My beach days consisted of riding a rented rubber raft under my mother’s watchful eye, rubbing my stomach raw while blistering my back (pre-sun screen days of course), while my Dad napped under a beach umbrella. Our nights were either spent sitting on the porch of the Cheerio on or the deck of the Cadillac Court and listening to the waves hit the shore, or riding rides and laughing at our reflections in the “funny mirrors” at the Pavilion (I heard it is no more, probably another victim of “higher and better use.”). In a word, our vacations in those long-ago days were “wholesome.” Apple pie and Chevrolets.
This column was prompted by my return from one of my favorite vacation spots of recent years, Key West, the southernmost city, the end of the world, not known for wholesomeness. That is not the word to describe it. Lots of other words fit Key West, but I’ll just say it isn’t my Dad’s beach vacation. I do highly recommend it for fun and laughs and good times, though.
This makes the second year in a row that my friend Jo and I decided that the Keys are a better place to be in February than north central West Virginia or western Pennsylvania. Two days before we left it was eight degrees here. Regrettably, it was not as cold at home the week we were gone as you wish on your friends left behind.

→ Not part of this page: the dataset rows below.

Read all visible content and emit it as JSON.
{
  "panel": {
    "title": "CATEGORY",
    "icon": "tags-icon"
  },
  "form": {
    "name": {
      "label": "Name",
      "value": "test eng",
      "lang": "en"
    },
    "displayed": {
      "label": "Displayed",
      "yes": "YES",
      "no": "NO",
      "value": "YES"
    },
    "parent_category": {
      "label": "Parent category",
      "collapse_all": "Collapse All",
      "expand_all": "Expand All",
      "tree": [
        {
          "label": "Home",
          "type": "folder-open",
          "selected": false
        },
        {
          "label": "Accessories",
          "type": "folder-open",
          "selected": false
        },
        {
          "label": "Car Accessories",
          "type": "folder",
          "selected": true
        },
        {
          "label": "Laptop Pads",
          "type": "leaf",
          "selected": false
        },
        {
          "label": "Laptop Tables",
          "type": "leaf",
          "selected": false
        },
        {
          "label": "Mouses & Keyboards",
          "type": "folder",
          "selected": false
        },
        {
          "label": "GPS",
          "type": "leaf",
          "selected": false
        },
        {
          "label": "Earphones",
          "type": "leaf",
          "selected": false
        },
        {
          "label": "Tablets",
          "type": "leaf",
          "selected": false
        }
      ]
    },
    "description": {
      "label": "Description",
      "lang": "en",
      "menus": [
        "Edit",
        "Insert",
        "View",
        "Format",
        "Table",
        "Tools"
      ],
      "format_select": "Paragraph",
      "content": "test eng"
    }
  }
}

But 73 to 77 degrees every day with no clouds was hard to beat and even harder to leave.
We did several of the historical things Key West has to offer: the Hemingway House (replete with 57 6-toed cats), the Butterfly Conservatory (better than it sounds), the Shipwreck Museum (We learned that much of Key West’s early wealth was accumulated by latter-day pirates plundering transport ships run aground on the surrounding reefs), and the Conch Train Tour. Read about the origins of the “Conch Republic” if you get the chance.

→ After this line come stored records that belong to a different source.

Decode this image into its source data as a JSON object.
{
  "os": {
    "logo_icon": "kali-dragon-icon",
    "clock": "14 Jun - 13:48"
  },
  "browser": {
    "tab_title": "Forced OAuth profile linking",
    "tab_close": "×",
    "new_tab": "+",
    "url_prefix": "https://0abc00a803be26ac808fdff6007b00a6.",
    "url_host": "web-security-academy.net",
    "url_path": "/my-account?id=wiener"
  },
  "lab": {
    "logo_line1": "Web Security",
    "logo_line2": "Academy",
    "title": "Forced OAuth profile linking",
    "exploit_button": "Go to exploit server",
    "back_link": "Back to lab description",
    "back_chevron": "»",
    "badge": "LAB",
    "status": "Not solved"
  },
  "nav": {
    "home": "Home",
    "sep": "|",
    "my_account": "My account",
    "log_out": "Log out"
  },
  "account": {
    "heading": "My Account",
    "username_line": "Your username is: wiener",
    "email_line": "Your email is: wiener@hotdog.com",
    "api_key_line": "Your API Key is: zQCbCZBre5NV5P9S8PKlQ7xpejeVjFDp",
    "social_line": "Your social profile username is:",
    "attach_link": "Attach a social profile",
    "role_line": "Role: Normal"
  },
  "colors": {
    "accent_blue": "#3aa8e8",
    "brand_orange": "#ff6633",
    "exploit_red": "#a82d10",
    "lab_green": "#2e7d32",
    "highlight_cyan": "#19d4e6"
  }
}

And we also did many of the hysterical things Key West offers: hanging out in “dive bars“ (That’s how Google Maps describes most of them. I’m told there are 86 on Duval Street, which runs 1.8 miles from the Atlantic to the Gulf.), having drinks with lots of snowbirds like us and some of the eclectic locals, going to Mallory Square at sunset with everyone else in town and seeing some of the most bizarre forms of entertainment imaginable, listening to struggling musicians in almost every bar (Nashville it is not, with a few exceptions).
I will not list all the watering spots Joanne and I visited, but if you’re there for the first time, you should sit on a stool in Sloppy Joe’s (1937), Captain Tony’s (the location of the original Sloppy Joe’s from 1933 – 1937 and Hemingway’s favorite spot), the Green Parrot (opened in 1890 and seems to never close), First Flight (original home of Pan-American Airlines, so named because of the flights it made from Key West to Havana “in the day”). And I have to mention Irish Kevin’s, but don’t go there if you’re from New Jersey. You get treated rudely if you admit it (why would you?)
We topped off the week this year with a bucket list item: a live Jimmy Buffett concert in a small amphitheater on the water. Nothing like spending a few hours with aging Parrot Heads in paradise. There will not be many more opportunities like that I fear.
I suspect Key West isn’t for everyone. Anything goes and no one judges anyone. Different strokes for different folks. But I heartily recommend it for people watching and people meeting (I didn’t realize Iowa had so many folks.) and for a temporary escape from the real world. And remember, Key West isn’t your Daddy’s Myrtle Beach.